Can I apply for credit when my file is frozen?

When you want additional credit, you can open your file with a PIN or a password and the business extending the credit will decide whether to issue the credit.

How does a state security freeze differ from a federal fraud alert?

A security freeze is a mechanism to prevent new account identity theft. Only a security freeze allows the consumer to limit access to his or her consumer reporting file. The federal Fair Credit Reporting Act creates two types of fraud alerts, but the only type available to consumers who have not yet been victims of identity theft, called the initial fraud alert, expires after 90 days unless renewed. The very short time period makes this a poor tool for ID theft prevention. The extended fraud alert is restricted to ID theft victims. Neither the initial nor the extended fraud alert stops the release of the credit report or the credit score. Instead, under the federal Fair Credit Reporting Act, when a fraud alert is attached to a credit file, potential creditors must take certain steps to verify a credit applicant’s identity before extending credit. The fraud alert, however, does not prevent the potential creditor from getting the credit report or the credit score.

A security freeze grants each consumer the right to prevent the consumer reporting agency from issuing his or her credit report or score for the purpose of issuing new credit or opening new accounts. Unlike the federal fraud alert, the security freeze actually stops access to the consumer credit report and the credit score except for circumstances such as review of existing accounts, other limited purposes, or the express permission of the consumer.

Would anyone have access to a consumer’s credit file if it is frozen?

Yes, the state security freeze laws include some necessary exemptions to the freeze. Security freezes do not apply to any person or entity with whom the consumer has an existing account, nor to a limited number of other parties who may access the files for purposes not related to new accounts, such as law enforcement agencies and certain governmental agencies that need them for investigations and other statutory responsibilities.

For more information, see Consumers Union’s Guide to the Security Freeze.

Is the security freeze available in U.S. territories that haven’t passed laws requiring it?

Since November 1, 2007, all three major credit reporting agencies (Experian, Equifax, and TransUnion) have made the security freeze available to all consumers living in the United States.

For more information, see Consumers Union’s Guide to the Security Freeze

How do I place a freeze?

Detailed instructions for placing the freeze can be found at: Consumers Union’s Guide to the Security Freeze

Does placing a freeze affect my credit score?

No. Placing a freeze has no effect on your credit score.

How long does a freeze last?

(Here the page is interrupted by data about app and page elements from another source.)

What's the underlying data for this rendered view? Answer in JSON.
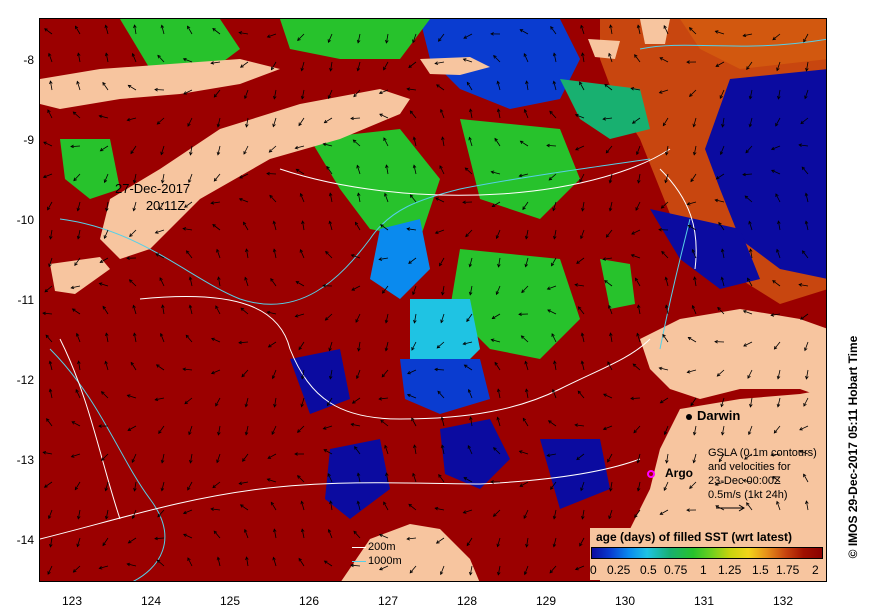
{
  "map": {
    "x_axis_ticks": [
      "123",
      "124",
      "125",
      "126",
      "127",
      "128",
      "129",
      "130",
      "131",
      "132"
    ],
    "y_axis_ticks": [
      "-8",
      "-9",
      "-10",
      "-11",
      "-12",
      "-13",
      "-14"
    ],
    "lon_range": [
      122.6,
      132.6
    ],
    "lat_range": [
      -14.5,
      -7.5
    ],
    "colors": {
      "land": "#f7c59f",
      "sst_old": "#9b0000",
      "sst_recent_green": "#27c22c",
      "sst_blue": "#0a3cd0",
      "sst_cyan": "#1fc3e3",
      "contour_white": "#ffffff",
      "contour_cyan": "#56d0e8",
      "argo_marker": "#ff00ff"
    }
  },
  "overlay": {
    "timestamp_line1": "27-Dec-2017",
    "timestamp_line2": "20:11Z",
    "darwin_label": "Darwin",
    "argo_label": "Argo",
    "credit": "© IMOS 29-Dec-2017 05:11 Hobart Time"
  },
  "gsla_note": {
    "line1": "GSLA (0.1m contours)",
    "line2": "and velocities for",
    "line3": "23-Dec 00:00Z",
    "line4": "0.5m/s (1kt 24h)"
  },
  "contour_legend": {
    "depth1": "200m",
    "depth2": "1000m"
  },
  "legend": {
    "title": "age (days) of filled SST (wrt latest)",
    "ticks": [
      "0",
      "0.25",
      "0.5",
      "0.75",
      "1",
      "1.25",
      "1.5",
      "1.75",
      "2"
    ]
  }
}
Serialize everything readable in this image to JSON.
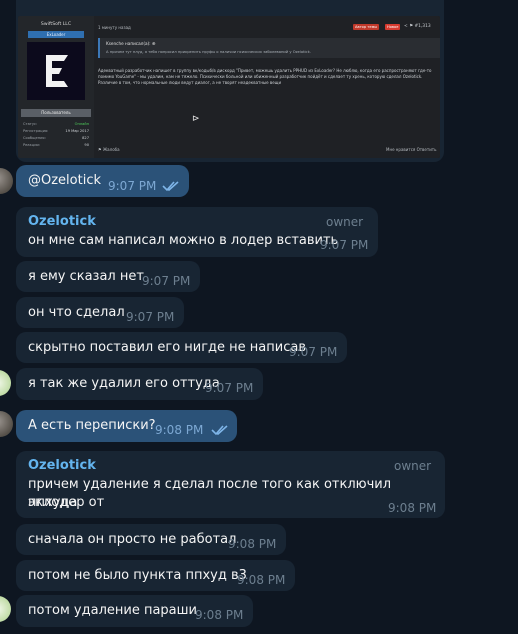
{
  "forum_shot": {
    "username": "SwiftSoft LLC",
    "user_title": "ExLoader",
    "role_label": "Пользователь",
    "stats": [
      {
        "label": "Статус:",
        "value": "Онлайн"
      },
      {
        "label": "Регистрация:",
        "value": "19 Мар 2017"
      },
      {
        "label": "Сообщения:",
        "value": "827"
      },
      {
        "label": "Реакции:",
        "value": "90"
      }
    ],
    "time": "1 минуту назад",
    "tag_author": "Автор темы",
    "tag_new": "Новое",
    "post_number": "#1,313",
    "quote_author": "Ksenche написал(а): ⊕",
    "quote_text": "А причем тут плуд, я тебя попросил прикрепить пруфы о наличии психических заболеваний у Ozelotick.",
    "body_text": "Адекватный разработчик напишет в группу вк/кодыб/в дискорд \"Привет, можешь удалить PPHUD из ExLoader? Не люблю, когда его распространяют где-то помимо YouGame\" - мы удалим, нам не тяжело. Психически больной или обиженный разработчик пойдёт и сделает ту хрень, которую сделал Ozelotick. Различие в том, что нормальные люди ведут диалог, а не творят неадекватные вещи",
    "report_label": "Жалоба",
    "actions_label": "Мне нравится   Ответить"
  },
  "messages": {
    "m1": {
      "text": "@Ozelotick",
      "time": "9:07 PM"
    },
    "m2": {
      "sender": "Ozelotick",
      "role": "owner",
      "text": "он мне сам написал можно в лодер вставить",
      "time": "9:07 PM"
    },
    "m3": {
      "text": "я ему сказал нет",
      "time": "9:07 PM"
    },
    "m4": {
      "text": "он что сделал",
      "time": "9:07 PM"
    },
    "m5": {
      "text": "скрытно поставил его нигде не написав",
      "time": "9:07 PM"
    },
    "m6": {
      "text": "я так же удалил его оттуда",
      "time": "9:07 PM"
    },
    "m7": {
      "text": "А есть переписки?",
      "time": "9:08 PM"
    },
    "m8": {
      "sender": "Ozelotick",
      "role": "owner",
      "text_line1": "причем удаление я сделал после того как отключил эклодер от",
      "text_line2": "ппхуда",
      "time": "9:08 PM"
    },
    "m9": {
      "text": "сначала он просто не работал",
      "time": "9:08 PM"
    },
    "m10": {
      "text": "потом не было пункта ппхуд в3",
      "time": "9:08 PM"
    },
    "m11": {
      "text": "потом удаление параши",
      "time": "9:08 PM"
    }
  },
  "icons": {
    "read_receipt": "double-check-icon",
    "outgoing_bubble_color": "#2b5278",
    "incoming_bubble_color": "#182533",
    "sender_name_color": "#64b5ef"
  }
}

A freeze generally lasts until you remove it, though a few states place limits on the duration of a credit freeze (e.g. Kentucky, Pennsylvania, and South Dakota – 7 year duration)

Prepared by:
Consumers Union Financial Services Campaign
West Coast Office
Consumers Union of U.S., Inc.
(415) 431-6747

Updated 8.16.16